#### The problem:
Give back every entry exactly as it is written, but not the pictures.

#### Information given:
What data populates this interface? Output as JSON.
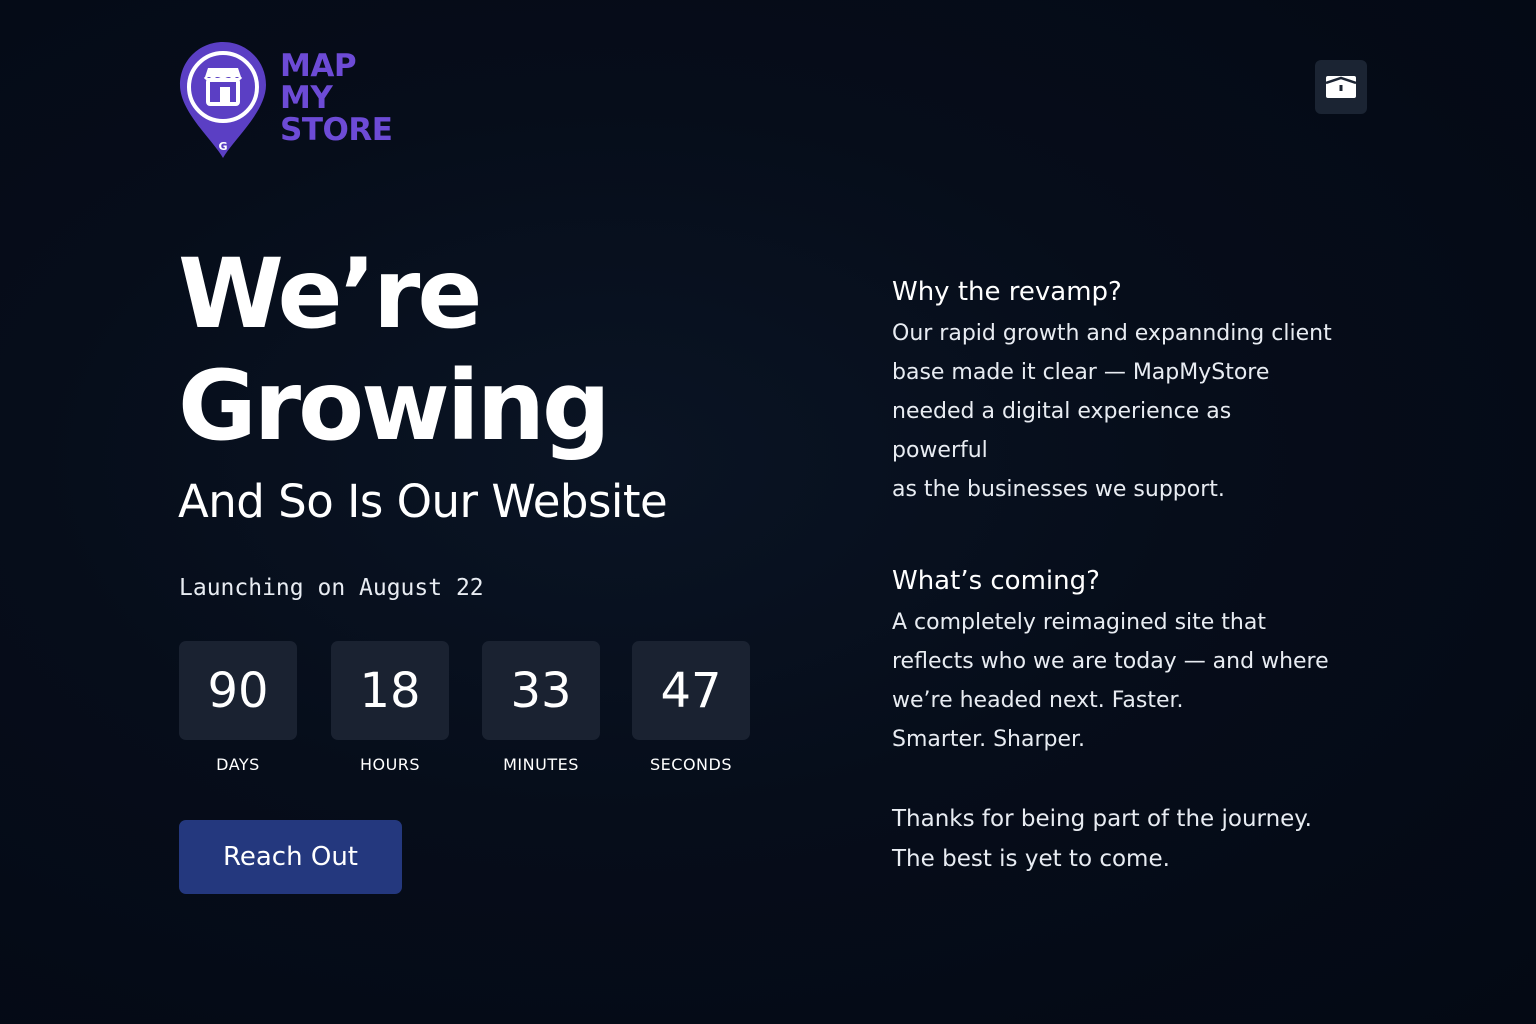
{
  "brand": {
    "lines": [
      "MAP",
      "MY",
      "STORE"
    ],
    "pin_mark": "G",
    "color": "#6d4bd6"
  },
  "header": {
    "mail_icon": "envelope-icon"
  },
  "hero": {
    "title_line1": "We’re",
    "title_line2": "Growing",
    "subtitle": "And So Is Our Website",
    "launch_text": "Launching on August 22"
  },
  "countdown": [
    {
      "value": "90",
      "label": "DAYS"
    },
    {
      "value": "18",
      "label": "HOURS"
    },
    {
      "value": "33",
      "label": "MINUTES"
    },
    {
      "value": "47",
      "label": "SECONDS"
    }
  ],
  "cta": {
    "label": "Reach Out",
    "color": "#24387e"
  },
  "info": {
    "why_heading": "Why the revamp?",
    "why_lines": [
      "Our rapid growth and expannding client",
      "base made it clear — MapMyStore",
      "needed a digital experience as powerful",
      "as the businesses we support."
    ],
    "coming_heading": "What’s coming?",
    "coming_lines": [
      "A completely reimagined site that",
      "reflects who we are today — and where",
      "we’re headed next. Faster.",
      "Smarter. Sharper."
    ],
    "thanks_lines": [
      "Thanks for being part of the journey.",
      "The best is yet to come."
    ]
  }
}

#### Solution to this problem:
What data populates this interface? Output as JSON.
{
  "brand": {
    "lines": [
      "MAP",
      "MY",
      "STORE"
    ],
    "pin_mark": "G",
    "color": "#6d4bd6"
  },
  "header": {
    "mail_icon": "envelope-icon"
  },
  "hero": {
    "title_line1": "We’re",
    "title_line2": "Growing",
    "subtitle": "And So Is Our Website",
    "launch_text": "Launching on August 22"
  },
  "countdown": [
    {
      "value": "90",
      "label": "DAYS"
    },
    {
      "value": "18",
      "label": "HOURS"
    },
    {
      "value": "33",
      "label": "MINUTES"
    },
    {
      "value": "47",
      "label": "SECONDS"
    }
  ],
  "cta": {
    "label": "Reach Out",
    "color": "#24387e"
  },
  "info": {
    "why_heading": "Why the revamp?",
    "why_lines": [
      "Our rapid growth and expannding client",
      "base made it clear — MapMyStore",
      "needed a digital experience as powerful",
      "as the businesses we support."
    ],
    "coming_heading": "What’s coming?",
    "coming_lines": [
      "A completely reimagined site that",
      "reflects who we are today — and where",
      "we’re headed next. Faster.",
      "Smarter. Sharper."
    ],
    "thanks_lines": [
      "Thanks for being part of the journey.",
      "The best is yet to come."
    ]
  }
}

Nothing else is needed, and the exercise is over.